To take full advantage of the single point of contact and responsibility for design and construction, owners should develop a comprehensive description of project requirements, including functional relationships, performance specifications and clear details about expected level of finish. During delivery, the owner deals solely with the design-builder for any issues related to either design or construction. The design-builder is then responsible for resolving those issues, ensuring compliance with local laws, codes and regulations, and ensuring delivery conforms to requirements found in the design-build agreement. From a legal perspective, standard agreements combined with professional design standards can offer reduced litigation risk for all parties.
Lower costs can be another design-build advantage due to the close relationship and synergies between the designer and the builder that start at conceptual design. Then, during construction, the design-builder has an incentive to reduce the number of design changes – also an advantage for the designer. Additionally, disputes over “extras” and delays that typically arise when designers and contractors are separately retained in traditional project delivery can be avoided. Finally, savings can be realized through early ordering of materials. It appears the greatest potential for cost-saving may be in larger works projects (for example, water and waste-water treatment projects) given the recent study of the American Society of Civil Engineers (ASCE) that reported savings of up to 43 per cent compared to traditional project delivery.
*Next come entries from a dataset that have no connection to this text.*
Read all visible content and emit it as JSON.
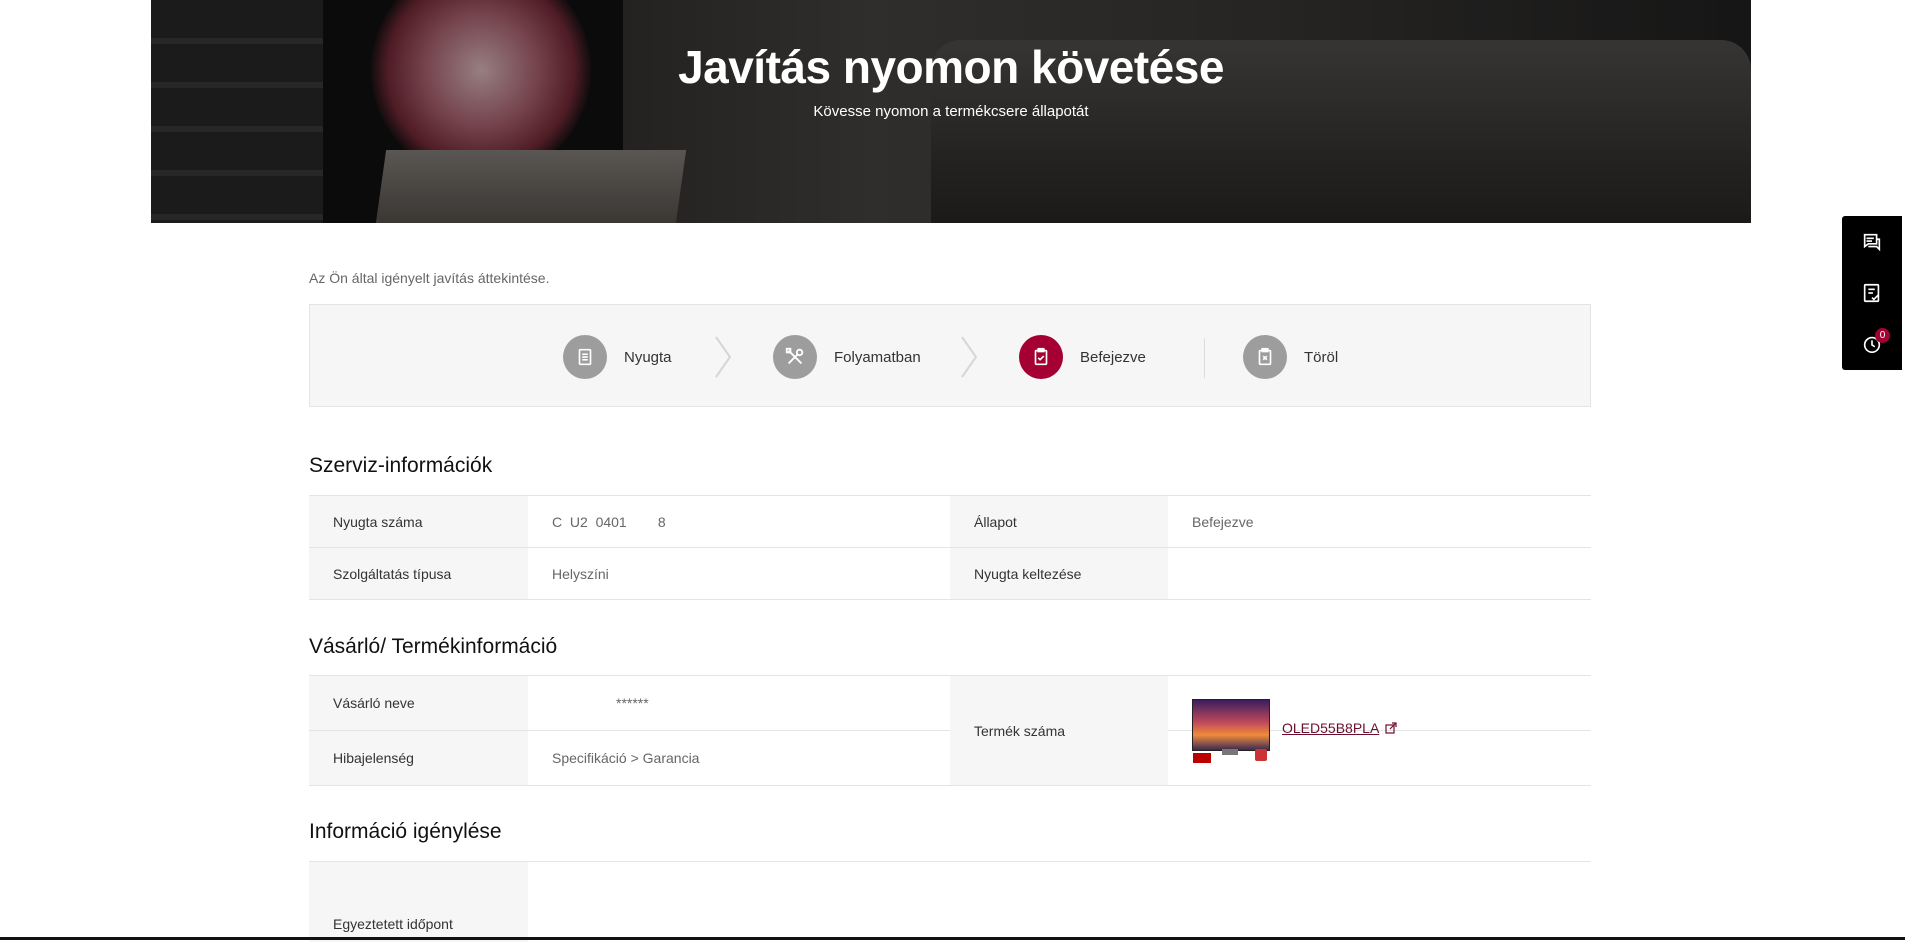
{
  "hero": {
    "title": "Javítás nyomon követése",
    "subtitle": "Kövesse nyomon a termékcsere állapotát"
  },
  "floating_menu": {
    "items": [
      "chat-icon",
      "checklist-icon",
      "history-icon"
    ],
    "history_badge": "0"
  },
  "intro_text": "Az Ön által igényelt javítás áttekintése.",
  "steps": [
    {
      "label": "Nyugta",
      "icon": "receipt-icon",
      "active": false
    },
    {
      "label": "Folyamatban",
      "icon": "tools-icon",
      "active": false
    },
    {
      "label": "Befejezve",
      "icon": "clipboard-check-icon",
      "active": true
    },
    {
      "label": "Töröl",
      "icon": "clipboard-x-icon",
      "active": false
    }
  ],
  "service_info": {
    "title": "Szerviz-információk",
    "receipt_number_label": "Nyugta száma",
    "receipt_number_value": "C  U2  0401        8",
    "status_label": "Állapot",
    "status_value": "Befejezve",
    "service_type_label": "Szolgáltatás típusa",
    "service_type_value": "Helyszíni",
    "receipt_date_label": "Nyugta keltezése",
    "receipt_date_value": ""
  },
  "customer_info": {
    "title": "Vásárló/ Termékinformáció",
    "customer_name_label": "Vásárló neve",
    "customer_name_value": "******",
    "issue_label": "Hibajelenség",
    "issue_value": "Specifikáció > Garancia",
    "product_number_label": "Termék száma",
    "product_number_value": "OLED55B8PLA"
  },
  "request_info": {
    "title": "Információ igénylése",
    "agreed_time_label": "Egyeztetett időpont",
    "agreed_time_value": ""
  },
  "colors": {
    "accent": "#a50034",
    "link": "#6b0e2e",
    "header_cell_bg": "#f6f6f6"
  }
}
Design-build can also offer shorter timeframes for project delivery – certainly an attractive feature for owners. Contractors and designers can also benefit from reduced timeframes as they may be able to take on more projects over time. Because design and construction are coordinated and collaboratively delivered, alternative design proposals can be provided to owners for review before they are completely finalized, again with the potential to accelerate project delivery. Shorter project delivery times are greater for larger projects – a 33 per cent schedule reduction was reported by ASCE for water and waste-water treatment projects.
Design-build delivery is not necessarily appropriate for every project. For owners, it is often difficult to compare design-build proposals where the designs are radically different. For this reason, owners should consider having third party expertise to aid in this evaluation as well as to assist with performance review and decisions during project delivery. Cost control may be difficult in design-build depending upon the detail found in the owner’s statement of requirements and performance specifications. Owners selecting design-build delivery should ensure the performance level and quality of materials and workmanship are fully described. Contractors, conversely, should be aware of quality obligations and their responsibility to deal with design-related costs arising during project delivery.
There are also liability issues to consider in design-build. Design-builders should carry adequate professional liability (errors and omissions) insurance. Owners should review the design-builder’s coverage because typical “contractor” liability policies may not extend to damages caused by faulty design. Also, single-point responsibility will not always reduce finger-pointing between contractors and designers – project delivery can be impacted if the designer and contractor are in a heated dispute.
Some design professionals argue design quality is improved if they can focus on creative and innovative design without worrying about construction constraints or contractor interference. Certainly, this concern is not mollified by the typical makeup of design-build teams, which are usually led by contractors who then subcontract design responsibilities to an architecture or engineering firm.
The decision by the owner to deliver a project by design-build ultimately depends on the objective, scope, complexity and timing specific to the project. However, current trends in the design and construction world suggest design-build will only continue to increase in prominence as a project delivery mechanism in the years to come.
Owen Pawson is a partner in Miller Thomson’s Vancouver office.